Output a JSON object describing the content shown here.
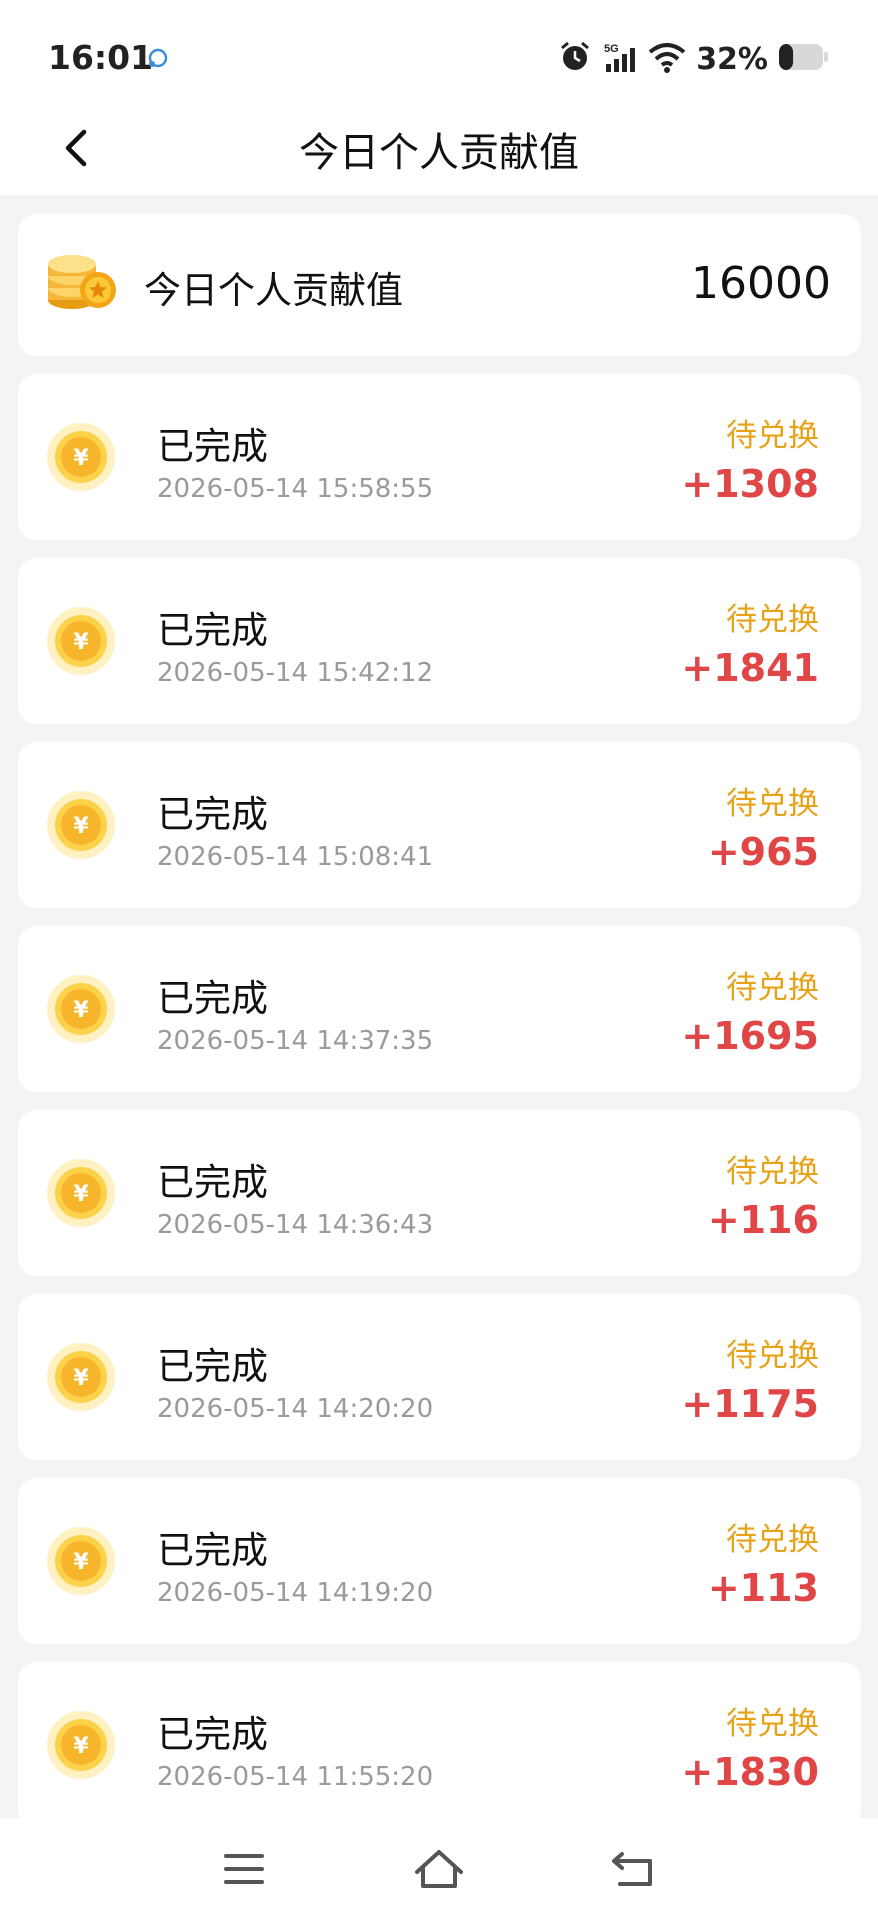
{
  "status_bar": {
    "time": "16:01",
    "network": "5G",
    "battery": "32%",
    "battery_level": 0.32
  },
  "header": {
    "title": "今日个人贡献值",
    "back_icon": "back-arrow-icon"
  },
  "summary": {
    "label": "今日个人贡献值",
    "value": "16000",
    "icon": "coin-stack-icon"
  },
  "records": [
    {
      "title": "已完成",
      "time": "2026-05-14 15:58:55",
      "status": "待兑换",
      "amount": "+1308"
    },
    {
      "title": "已完成",
      "time": "2026-05-14 15:42:12",
      "status": "待兑换",
      "amount": "+1841"
    },
    {
      "title": "已完成",
      "time": "2026-05-14 15:08:41",
      "status": "待兑换",
      "amount": "+965"
    },
    {
      "title": "已完成",
      "time": "2026-05-14 14:37:35",
      "status": "待兑换",
      "amount": "+1695"
    },
    {
      "title": "已完成",
      "time": "2026-05-14 14:36:43",
      "status": "待兑换",
      "amount": "+116"
    },
    {
      "title": "已完成",
      "time": "2026-05-14 14:20:20",
      "status": "待兑换",
      "amount": "+1175"
    },
    {
      "title": "已完成",
      "time": "2026-05-14 14:19:20",
      "status": "待兑换",
      "amount": "+113"
    },
    {
      "title": "已完成",
      "time": "2026-05-14 11:55:20",
      "status": "待兑换",
      "amount": "+1830"
    }
  ],
  "colors": {
    "status_pending": "#e8a21a",
    "amount": "#e14646",
    "coin": "#f7b52c"
  },
  "bottom_nav": [
    "menu-icon",
    "home-icon",
    "back-icon"
  ]
}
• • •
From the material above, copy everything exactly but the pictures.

Output a JSON object describing the content shown here.
{
  "status_bar": {
    "time": "16:01",
    "network": "5G",
    "battery": "32%",
    "battery_level": 0.32
  },
  "header": {
    "title": "今日个人贡献值",
    "back_icon": "back-arrow-icon"
  },
  "summary": {
    "label": "今日个人贡献值",
    "value": "16000",
    "icon": "coin-stack-icon"
  },
  "records": [
    {
      "title": "已完成",
      "time": "2026-05-14 15:58:55",
      "status": "待兑换",
      "amount": "+1308"
    },
    {
      "title": "已完成",
      "time": "2026-05-14 15:42:12",
      "status": "待兑换",
      "amount": "+1841"
    },
    {
      "title": "已完成",
      "time": "2026-05-14 15:08:41",
      "status": "待兑换",
      "amount": "+965"
    },
    {
      "title": "已完成",
      "time": "2026-05-14 14:37:35",
      "status": "待兑换",
      "amount": "+1695"
    },
    {
      "title": "已完成",
      "time": "2026-05-14 14:36:43",
      "status": "待兑换",
      "amount": "+116"
    },
    {
      "title": "已完成",
      "time": "2026-05-14 14:20:20",
      "status": "待兑换",
      "amount": "+1175"
    },
    {
      "title": "已完成",
      "time": "2026-05-14 14:19:20",
      "status": "待兑换",
      "amount": "+113"
    },
    {
      "title": "已完成",
      "time": "2026-05-14 11:55:20",
      "status": "待兑换",
      "amount": "+1830"
    }
  ],
  "colors": {
    "status_pending": "#e8a21a",
    "amount": "#e14646",
    "coin": "#f7b52c"
  },
  "bottom_nav": [
    "menu-icon",
    "home-icon",
    "back-icon"
  ]
}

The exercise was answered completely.